On one hand, they say they are merely platforms for people who post content, and as platform providers are not responsible for what appears. On the other hand (isn’t there always), they actively determine what appears on their platforms, in the same way newspapers decide what stories to run.
Can social media platforms really say with a straight face that they are not responsible for what appears on their platforms when they determine what constitutes suitable content?
Internet social media platforms are granted broad safe harbor protections against legal liability for any content users post on their platforms. The arguments these platforms make for escaping legal liability are spelled out in one sentence in Section 230 of the 1996 Communications Decency Act: “No provider of an interactive computer service shall be treated as the publisher or speaker of any information provided by another information content provider.” In essence, Section 230 gives websites immunity from liability for what their users post.
As Congress considers amending or repealing Section 230, perhaps one immediate step should be to give the Federal Communications Commission oversight of the platforms’ content decisions.
The Communications Decency Act passed in 1996 when the Internet was in its infancy and Congress was concerned that subjecting hosting platforms to the same civil liability as all other businesses would retard their growth. It was written before Facebook and Google existed.
In effect, big tech companies benefit from a federal law that specifically protects them. The same sweetheart deal is not available to traditional media companies and publishers. When you grant platforms complete immunity for the content their users post, you also reduce their incentives to remove content that causes social harm.
Congress’s expectation in enacting Section 230 was at least two-fold. First, it hoped protection from civil suits would provide an incentive for websites to create a family-friendly online environment that would shield children, hence the Good Samaritan title of this section. Second, Congress hoped it would promote the growth of the fledgling Internet economy by giving it partial protection from federal and state regulation.

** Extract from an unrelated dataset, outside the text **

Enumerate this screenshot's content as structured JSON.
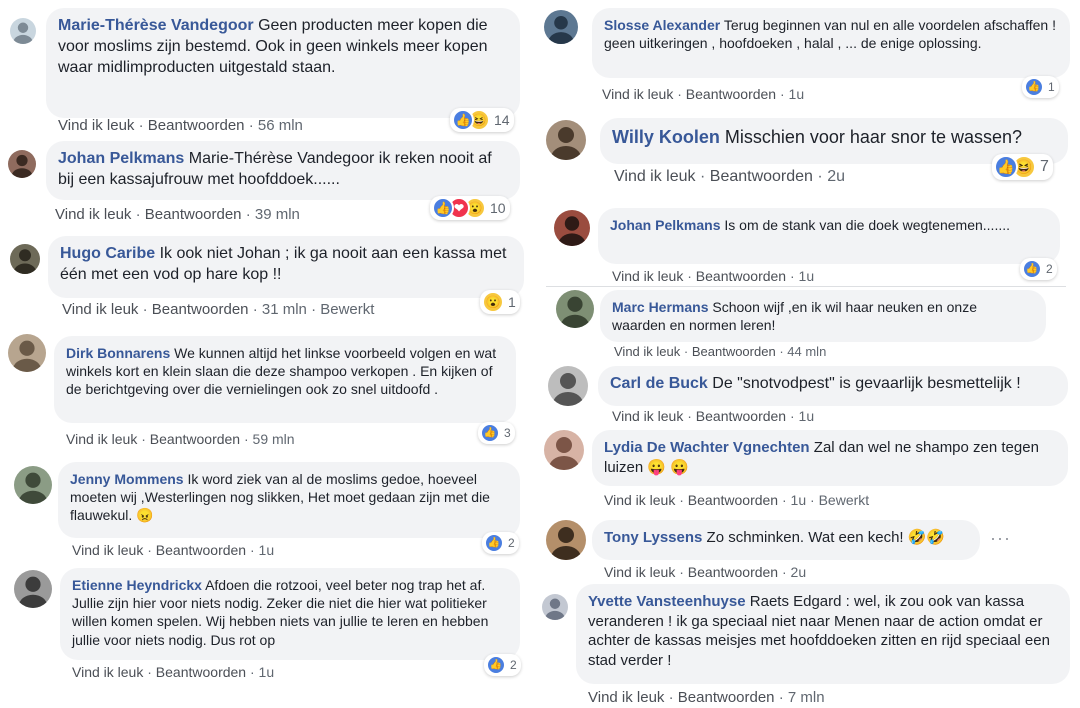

Fast forward 25 years and things look a whole lot different than they did in 1996. The Section 230 protections are now desperately out of date. The largest and most powerful companies today are big tech companies that have enormous resources and advanced algorithms they use to help them moderate content. It is time to rethink and revise the protections.
There is growing consensus for updating Section 230. Both Democrats and Republicans apparently agree that these companies should not receive this government subsidy free of any responsibility and that they should moderate content in a politically neutral manner to provide “a forum for a true diversity of political discourse”. During his presidential campaign, President Biden said Section 230 should be “revoked, immediately.” Senator Lindsey Graham (R-SC) has said: “Section 230 as it exists today has got to give.”

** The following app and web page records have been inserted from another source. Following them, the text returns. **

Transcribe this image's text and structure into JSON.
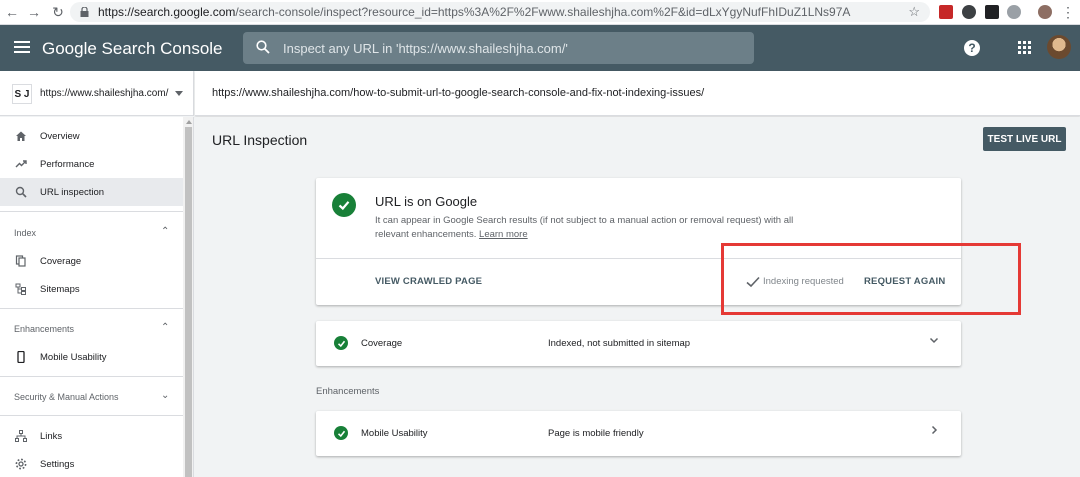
{
  "browser": {
    "url_host": "https://search.google.com",
    "url_path": "/search-console/inspect?resource_id=https%3A%2F%2Fwww.shaileshjha.com%2F&id=dLxYgyNufFhIDuZ1LNs97A"
  },
  "appbar": {
    "brand": "Google Search Console",
    "search_placeholder": "Inspect any URL in 'https://www.shaileshjha.com/'",
    "help_glyph": "?"
  },
  "property": {
    "logo": "S J",
    "url": "https://www.shaileshjha.com/"
  },
  "inspected_url": "https://www.shaileshjha.com/how-to-submit-url-to-google-search-console-and-fix-not-indexing-issues/",
  "sidebar": {
    "items_top": [
      {
        "label": "Overview",
        "icon": "home-icon"
      },
      {
        "label": "Performance",
        "icon": "trending-up-icon"
      },
      {
        "label": "URL inspection",
        "icon": "search-icon"
      }
    ],
    "index_section": "Index",
    "index_items": [
      {
        "label": "Coverage",
        "icon": "file-copy-icon"
      },
      {
        "label": "Sitemaps",
        "icon": "sitemap-icon"
      }
    ],
    "enh_section": "Enhancements",
    "enh_items": [
      {
        "label": "Mobile Usability",
        "icon": "phone-icon"
      }
    ],
    "security_section": "Security & Manual Actions",
    "bottom_items": [
      {
        "label": "Links",
        "icon": "links-icon"
      },
      {
        "label": "Settings",
        "icon": "gear-icon"
      }
    ]
  },
  "main": {
    "title": "URL Inspection",
    "test_live_label": "TEST LIVE URL",
    "status_card": {
      "title": "URL is on Google",
      "desc": "It can appear in Google Search results (if not subject to a manual action or removal request) with all relevant enhancements.",
      "learn_more": "Learn more",
      "view_crawled": "VIEW CRAWLED PAGE",
      "indexing_requested": "Indexing requested",
      "request_again": "REQUEST AGAIN"
    },
    "coverage": {
      "label": "Coverage",
      "value": "Indexed, not submitted in sitemap"
    },
    "enhancements_heading": "Enhancements",
    "mobile": {
      "label": "Mobile Usability",
      "value": "Page is mobile friendly"
    }
  },
  "colors": {
    "appbar": "#455a64",
    "success": "#188038",
    "highlight": "#e53935"
  }
}
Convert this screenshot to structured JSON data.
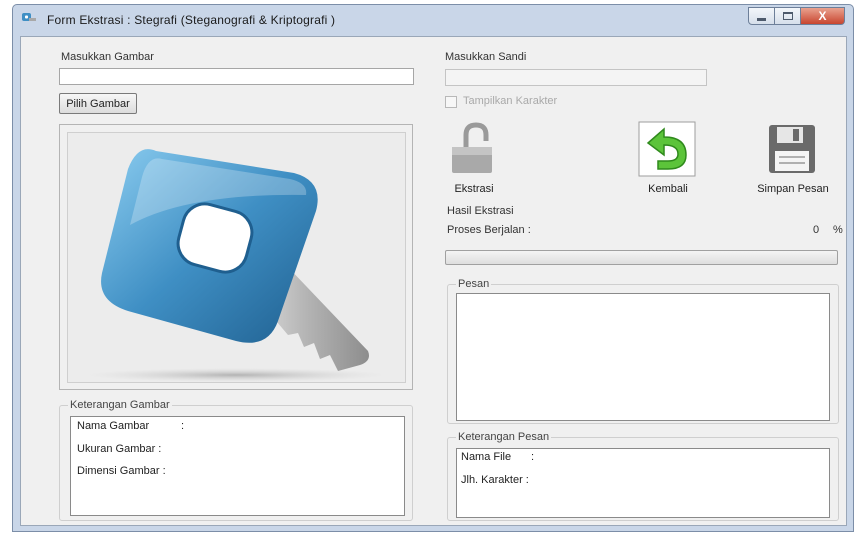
{
  "window": {
    "title": "Form Ekstrasi : Stegrafi (Steganografi & Kriptografi )",
    "close_glyph": "X"
  },
  "left": {
    "image_label": "Masukkan Gambar",
    "image_path": "",
    "choose_button": "Pilih Gambar",
    "image_info_title": "Keterangan Gambar",
    "image_name_label": "Nama Gambar",
    "image_name_sep": ":",
    "image_size_label": "Ukuran Gambar :",
    "image_dim_label": "Dimensi Gambar :"
  },
  "right": {
    "password_label": "Masukkan Sandi",
    "password_value": "",
    "show_chars_label": "Tampilkan Karakter",
    "show_chars_checked": false,
    "tools": {
      "extract": "Ekstrasi",
      "back": "Kembali",
      "save": "Simpan Pesan"
    },
    "result_title": "Hasil Ekstrasi",
    "process_label": "Proses Berjalan :",
    "progress_value": "0",
    "progress_unit": "%",
    "progress_fraction": 0.0,
    "message_title": "Pesan",
    "message_text": "",
    "msg_info_title": "Keterangan Pesan",
    "file_name_label": "Nama File",
    "file_name_sep": ":",
    "char_count_label": "Jlh. Karakter :"
  },
  "colors": {
    "key_blue": "#3f8fc4",
    "arrow_green": "#5cc43a",
    "close_red": "#c8452f"
  },
  "icons": {
    "title": "key-app-icon",
    "image": "key-illustration",
    "extract": "unlocked-padlock-icon",
    "back": "green-return-arrow-icon",
    "save": "floppy-disk-icon"
  }
}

Before amending Section 230, Congress should make sure that changing it won’t do more harm than good. While lawmakers argue about whether Section 230 should be amended or indeed repealed, one simple and immediate step toward making big tech companies more transparent would be to require them to submit to an external audit conducted by the Federal Communications Commission.
Such an approach is not perfect, of course, but it would force the network platform companies to have to prove that their algorithms and content-removal practices moderate content in a politically neutral manner, not partisan instruments and prioritize truthfulness and accuracy over user engagement.
This would be consistent with one of Congress’s findings when it enacted Section 230: “The Internet and other interactive computer services offer a forum for a true diversity of political discussion, unique opportunities for cultural development, and myriad avenues for intellectual activity.”